Data transformation is changing the Data-driven organizations know the value that is created when large volumes of data are monetized. Data is most useful when it has a direct business contribution, such as delivering intelligence to enhance product value and competitiveness, improving financial contributions from cost optimization and process efficiency, or boosting sales through targeted marketing campaigns and deeper client engagement resulting in improved NPS. The broader context of managing data or doing more with data is only real when there is a direct correlation between the data and tangible contributions to the business.
If organizations focus on what data can accomplish, this will enable them to drive more programs around data management, which require commitment from employees and the belief that smarter adaptation of the data could create new value across multiple facets of the business.
What is a data monetization strategy?
For organizations to develop a data monetization strategy, they can start with categorizing the initiatives into three major buckets:
(a) Driving efficiency or automating the way work is conducted by the employees;
(b) Changing the way products are designed and built; and
(c) Prioritizing the types of revenue sources that can be targeted for improvement.
With these three elements, organizations have the foundational aspects of how data can be monetized to create value.
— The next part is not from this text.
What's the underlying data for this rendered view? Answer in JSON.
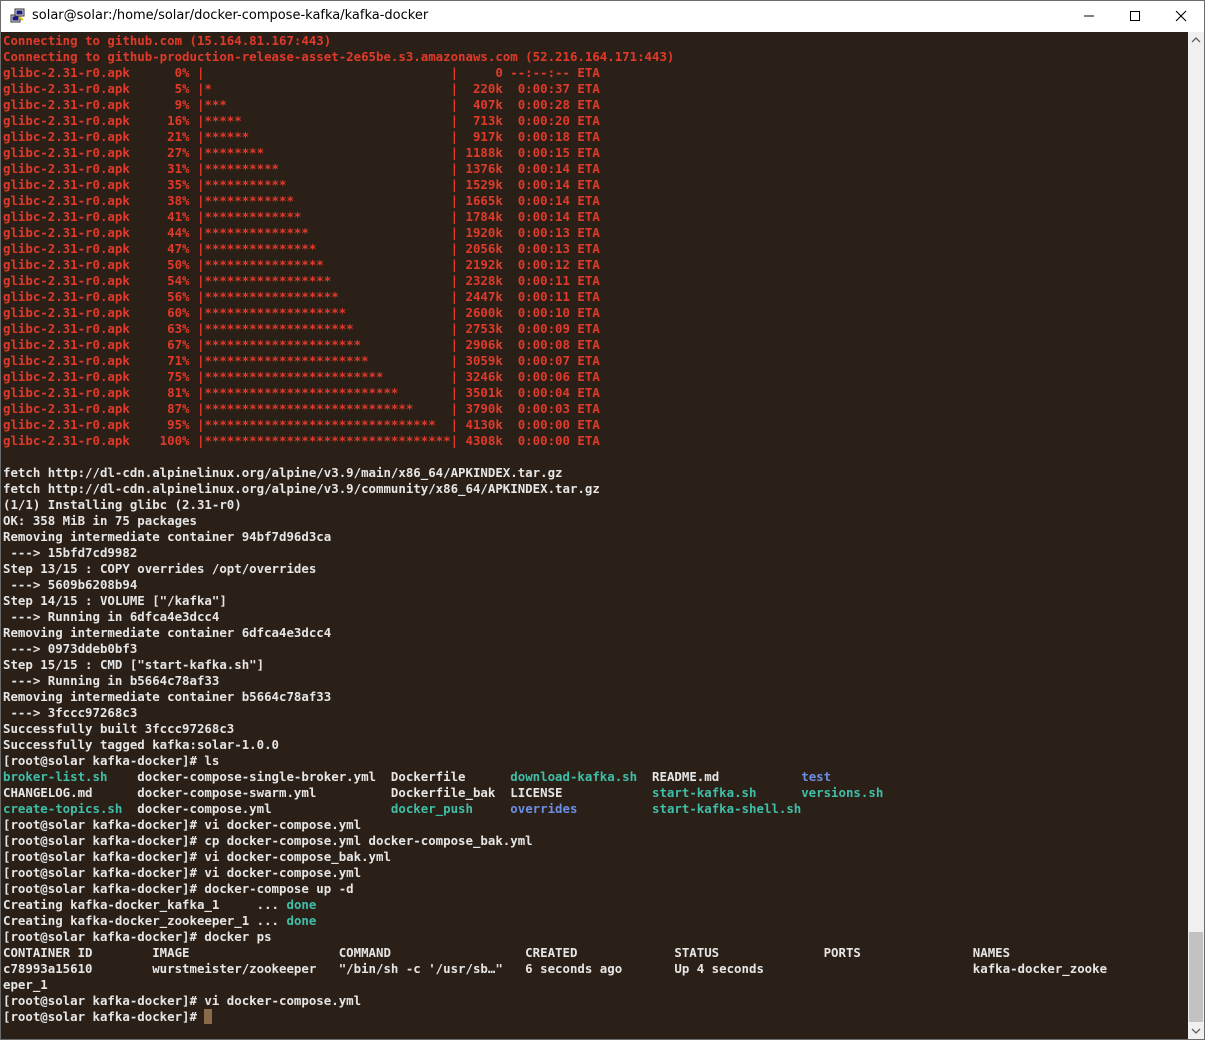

To be successful with data monetization, it is critical to get more data in the hands of the employees with a focus on data assimilation and data quality. Also, the appropriate infrastructure must enable data management and classification to deliver transformational value. Data management practices at high-performing organizations usually have C-Suite leadership that promotes the democratization of data across the enterprise along with empowering data technologies.
How do you create a data monetization strategy for enterprises?
Creating a data monetization strategy is the first step of a broader data monetization effort. Identifying where the organization wants to prioritize impact will lay the foundation for the types of data to be examined and understood. Typically, this is where the Chief Data Officer sponsors the initiative and works with the functional leaders to establish a roadmap of value creation elements based on enterprise data consumption. The roadmap adaptation plan is a critical part of which data will be accessed, what infrastructure will be utilized, and which resources are required to transform that data into value-rich monetization. The core elements of the data strategy should include both the long-term and short-term business requirements, collaboration across disciplines to minimize data silos, and establishing the KPIs expected from the data monetization efforts.